July 21st, 2010

Note: The first Thought Spot was drafted at a bed and breakfast in Kirksville, Missouri a little over two years ago. In appreciation of all of the Rotarians in Kirksville and their special contributions to Rotary International this year, it seems fitting to revisit that first edition as we begin Building Communities and Bridging Continents.

To Kirksville’s Rotarians, and to every Rotarian who leads by example, inspiring others to new perspectives on Service Above Self, thank you.
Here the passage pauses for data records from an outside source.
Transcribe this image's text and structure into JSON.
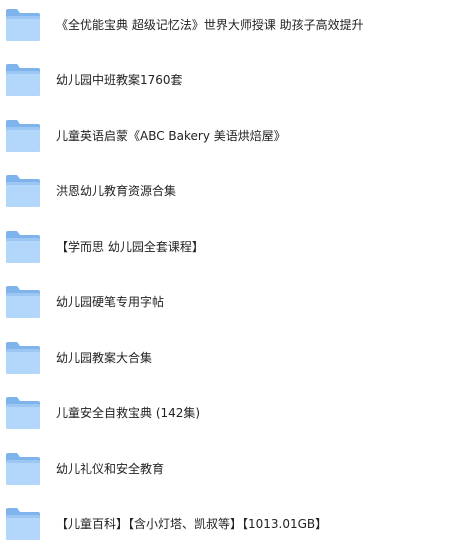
{
  "folder_colors": {
    "back": "#7eb3ec",
    "front": "#b3d7fa",
    "front_edge": "#9cc6f4"
  },
  "items": [
    {
      "icon": "folder-icon",
      "name": "《全优能宝典 超级记忆法》世界大师授课 助孩子高效提升"
    },
    {
      "icon": "folder-icon",
      "name": "幼儿园中班教案1760套"
    },
    {
      "icon": "folder-icon",
      "name": "儿童英语启蒙《ABC Bakery 美语烘焙屋》"
    },
    {
      "icon": "folder-icon",
      "name": "洪恩幼儿教育资源合集"
    },
    {
      "icon": "folder-icon",
      "name": "【学而思 幼儿园全套课程】"
    },
    {
      "icon": "folder-icon",
      "name": "幼儿园硬笔专用字帖"
    },
    {
      "icon": "folder-icon",
      "name": "幼儿园教案大合集"
    },
    {
      "icon": "folder-icon",
      "name": "儿童安全自救宝典 (142集)"
    },
    {
      "icon": "folder-icon",
      "name": "幼儿礼仪和安全教育"
    },
    {
      "icon": "folder-icon",
      "name": "【儿童百科】【含小灯塔、凯叔等】【1013.01GB】"
    }
  ]
}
This one is for you.

“There will come a time when you believe everything is finished.  That will be the beginning.”
                                -Louis L’Amour, Lonely on the Mountain
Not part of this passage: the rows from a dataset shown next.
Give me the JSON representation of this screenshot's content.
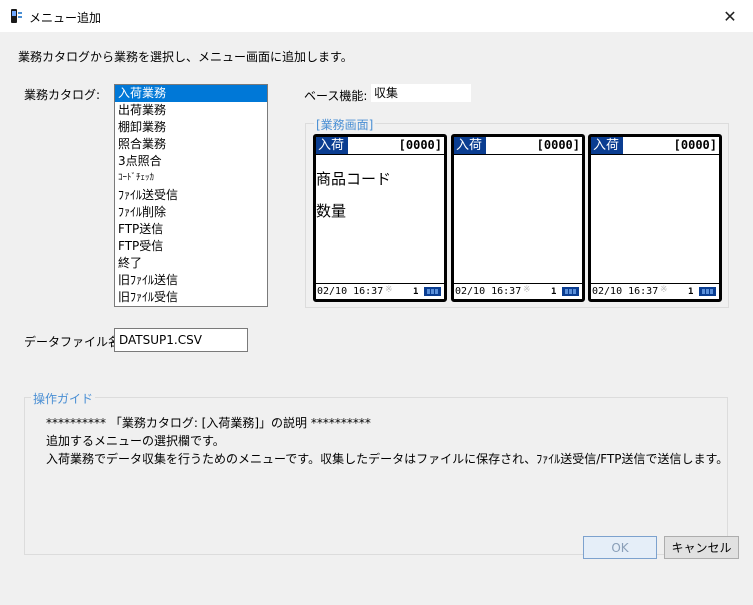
{
  "window": {
    "title": "メニュー追加",
    "close_glyph": "✕"
  },
  "instruction": "業務カタログから業務を選択し、メニュー画面に追加します。",
  "catalog": {
    "label": "業務カタログ:",
    "items": [
      {
        "label": "入荷業務",
        "selected": true
      },
      {
        "label": "出荷業務"
      },
      {
        "label": "棚卸業務"
      },
      {
        "label": "照合業務"
      },
      {
        "label": "3点照合"
      },
      {
        "label": "ｺｰﾄﾞﾁｪｯｶ",
        "small": true
      },
      {
        "label": "ﾌｧｲﾙ送受信"
      },
      {
        "label": "ﾌｧｲﾙ削除"
      },
      {
        "label": "FTP送信"
      },
      {
        "label": "FTP受信"
      },
      {
        "label": "終了"
      },
      {
        "label": "旧ﾌｧｲﾙ送信"
      },
      {
        "label": "旧ﾌｧｲﾙ受信"
      }
    ]
  },
  "base_function": {
    "label": "ベース機能:",
    "value": "収集"
  },
  "screens": {
    "legend": "[業務画面]",
    "devices": [
      {
        "title": "入荷",
        "code": "[0000]",
        "lines": [
          "商品コード",
          "数量"
        ],
        "time": "02/10 16:37",
        "signal": "※",
        "page": "1"
      },
      {
        "title": "入荷",
        "code": "[0000]",
        "lines": [],
        "time": "02/10 16:37",
        "signal": "※",
        "page": "1"
      },
      {
        "title": "入荷",
        "code": "[0000]",
        "lines": [],
        "time": "02/10 16:37",
        "signal": "※",
        "page": "1"
      }
    ]
  },
  "data_file": {
    "label": "データファイル名:",
    "value": "DATSUP1.CSV"
  },
  "guide": {
    "legend": "操作ガイド",
    "lines": [
      "********** 「業務カタログ: [入荷業務]」の説明 **********",
      "追加するメニューの選択欄です。",
      "入荷業務でデータ収集を行うためのメニューです。収集したデータはファイルに保存され、ﾌｧｲﾙ送受信/FTP送信で送信します。"
    ]
  },
  "buttons": {
    "ok": "OK",
    "cancel": "キャンセル"
  },
  "colors": {
    "selection": "#0078d7",
    "device_title_bg": "#0a3d91",
    "legend_text": "#4a8fd4"
  }
}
English was not my father’s first language. 

And like a lot of second language learners, he was an avid reader.  He especially liked Conrad and Melville and read their bodies of work not once but several times during his life.  As a young man, it was not uncommon for him to drop my mother off at her home after a date and head for a neighborhood diner, book in hand, to read and drink coffee until the night waitress closed up and shooed him home. 

 Later in life, he added Louis L’Amour westerns to his list of favorites.  One of the simple and great pleasures of his day was to settle into a comfortable chair in the evening to revisit a favorite read for a second or third time – or more.
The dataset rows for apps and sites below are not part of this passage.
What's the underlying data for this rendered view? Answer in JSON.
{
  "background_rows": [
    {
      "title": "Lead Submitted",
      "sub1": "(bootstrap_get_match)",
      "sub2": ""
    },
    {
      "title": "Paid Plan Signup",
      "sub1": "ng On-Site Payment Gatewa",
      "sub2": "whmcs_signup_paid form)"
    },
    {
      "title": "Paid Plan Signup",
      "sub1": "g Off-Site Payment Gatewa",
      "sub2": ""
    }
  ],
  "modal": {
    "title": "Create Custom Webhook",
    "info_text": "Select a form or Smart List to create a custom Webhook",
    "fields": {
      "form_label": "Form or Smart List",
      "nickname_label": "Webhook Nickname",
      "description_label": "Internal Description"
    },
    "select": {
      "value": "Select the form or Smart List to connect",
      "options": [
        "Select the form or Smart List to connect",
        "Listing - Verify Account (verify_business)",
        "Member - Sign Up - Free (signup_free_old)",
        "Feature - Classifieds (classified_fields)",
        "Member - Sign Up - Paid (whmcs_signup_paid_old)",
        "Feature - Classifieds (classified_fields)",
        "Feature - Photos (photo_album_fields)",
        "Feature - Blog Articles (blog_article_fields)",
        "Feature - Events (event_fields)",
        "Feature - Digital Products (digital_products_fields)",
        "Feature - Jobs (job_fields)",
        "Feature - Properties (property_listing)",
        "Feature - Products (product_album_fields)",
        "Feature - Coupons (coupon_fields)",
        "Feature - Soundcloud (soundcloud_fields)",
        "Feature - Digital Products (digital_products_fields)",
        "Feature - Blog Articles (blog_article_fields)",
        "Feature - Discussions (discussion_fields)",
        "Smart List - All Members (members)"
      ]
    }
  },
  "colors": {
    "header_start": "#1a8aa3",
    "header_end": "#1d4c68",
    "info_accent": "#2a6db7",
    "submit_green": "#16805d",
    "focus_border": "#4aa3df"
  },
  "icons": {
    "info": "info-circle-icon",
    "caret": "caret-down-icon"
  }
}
 Why did he prefer to re-read, rather than switch to something new?  I asked him once.  His answer, like him, was straightforward but not necessarily simple:  it was a good book the last time, and he got something new from a book every time he read it.  

 Lately it’s occurred to me that my father got something new out of old favorites in part because his insights changed with his life experience.  The books weren’t different but what he brought to them each time was.

 As we enter a new Rotary year, I’ve been thinking about what we each bring to our Rotary experience, both individually as Rotarians and collectively in our clubs.  Beginning a new year brings with it an opportunity for all of us to take a “new read” on Rotary and on our clubs.  

 Are we truly bringing new perspectives to Service Above Self?   Or are we operating from perspectives we’ve always held? 

 Maybe it’s time for a re-read. 

To gain something new from being a Rotarian by bringing something new to the experience.  And like my father reading in the neighborhood diner, we can change our local perspectives and open ourselves up to a whole new world of possibilities. 


PDG Elizabeth

(originally published July 17, 2008)